As I have written up my field notes, the face of Lilias Adie has stared back at my from my laptop’s screen where I keep it as a reminder. An accused witch murdered in 1704, her face has been reconstructed from a photo of her skull by Dr Christopher Rynn of Dundee University. She has been the tutelary spirit of this project, and hers may very well be the face that launches a national memorial. The morning before I posted my notes on Lilias Adie, I received an email reply from Councillor Kate Stewart who represents the area in Fife where Lilias Adie’s grave is located. She was central in making a wreath laying memorial event for Lilias. She told me that since the wreath laying, the story of Lilias has taken off on social media and she has been contacted by artists and writers from all over the world, curious about Lilias’ story. She has asked for the grave of Lilias Adie to be registered as a site of National Importance and there has been a public meeting to discuss a National memorial organised by Fife Witches Remembered. The proposal put forward uses the Beamer Rock Lighthouse which would be re-erected near the site of Lilias’ grave. The beacon was originally a non-illuminated day navigation beacon, but I wonder if, for the memorial, light could be involved in some way, as a flame or reflected light. The minutes of the memorial meeting state “The lighthouse would make an excellent low-maintenance landscape feature or memorial. The structure is built of a high quality whitish coloured sandstone (probably Longannet Quarry stone) and could be easily cleaned back to natural stone.” The lighthouse, like most of the lighthouses in Scotland, was built by Robert Louis Stevenson’s family. Lighthouses are heroic by nature, built as they are under often violent conditions, saving many lives. The poetry of a lighthouse monument for Scotland is unmistakeable: thrashed by storms and beaten by the tides, it still shines its light of hope and redemption, of home.

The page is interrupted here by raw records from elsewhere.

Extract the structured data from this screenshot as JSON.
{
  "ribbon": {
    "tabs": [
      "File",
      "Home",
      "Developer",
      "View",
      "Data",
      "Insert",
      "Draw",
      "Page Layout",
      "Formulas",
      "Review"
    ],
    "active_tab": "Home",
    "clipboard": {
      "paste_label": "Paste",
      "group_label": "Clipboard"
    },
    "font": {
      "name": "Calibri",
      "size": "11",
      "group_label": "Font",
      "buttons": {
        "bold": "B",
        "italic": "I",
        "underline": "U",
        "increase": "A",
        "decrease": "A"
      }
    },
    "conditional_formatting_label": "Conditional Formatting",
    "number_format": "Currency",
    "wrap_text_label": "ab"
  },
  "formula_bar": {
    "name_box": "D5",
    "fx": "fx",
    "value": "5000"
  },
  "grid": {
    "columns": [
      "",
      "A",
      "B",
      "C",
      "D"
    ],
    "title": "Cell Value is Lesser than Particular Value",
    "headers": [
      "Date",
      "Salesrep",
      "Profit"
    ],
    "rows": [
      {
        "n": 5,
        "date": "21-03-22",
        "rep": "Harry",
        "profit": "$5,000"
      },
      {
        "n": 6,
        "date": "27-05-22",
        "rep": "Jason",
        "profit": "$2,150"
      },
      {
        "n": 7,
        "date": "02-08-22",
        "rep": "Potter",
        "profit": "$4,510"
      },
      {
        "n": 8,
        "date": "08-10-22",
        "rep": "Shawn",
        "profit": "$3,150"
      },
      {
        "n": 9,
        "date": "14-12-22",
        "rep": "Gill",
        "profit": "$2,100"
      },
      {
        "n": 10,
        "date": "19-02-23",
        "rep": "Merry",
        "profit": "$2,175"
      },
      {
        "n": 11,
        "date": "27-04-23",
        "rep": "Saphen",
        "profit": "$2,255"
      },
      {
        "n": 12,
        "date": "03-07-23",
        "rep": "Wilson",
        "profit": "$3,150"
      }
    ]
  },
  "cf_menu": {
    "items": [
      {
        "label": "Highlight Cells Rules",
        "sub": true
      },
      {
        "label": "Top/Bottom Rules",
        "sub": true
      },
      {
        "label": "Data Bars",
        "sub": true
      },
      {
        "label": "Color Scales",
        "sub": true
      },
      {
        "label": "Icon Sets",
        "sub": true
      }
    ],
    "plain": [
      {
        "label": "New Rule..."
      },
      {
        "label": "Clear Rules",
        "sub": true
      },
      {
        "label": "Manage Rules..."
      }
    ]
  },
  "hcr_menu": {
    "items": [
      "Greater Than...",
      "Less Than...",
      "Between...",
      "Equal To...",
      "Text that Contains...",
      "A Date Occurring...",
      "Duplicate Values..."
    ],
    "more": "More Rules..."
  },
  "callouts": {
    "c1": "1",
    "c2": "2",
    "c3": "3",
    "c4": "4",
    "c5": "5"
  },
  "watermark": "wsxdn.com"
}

How would you see our fallen dead— the sisters, daughters, wives, mothers and neighbours—remembered? The shape the monument takes will be important, as important as the momentum we now have to make this happen. We can finally look Lilias Adie in the eyes and say, we are righting this.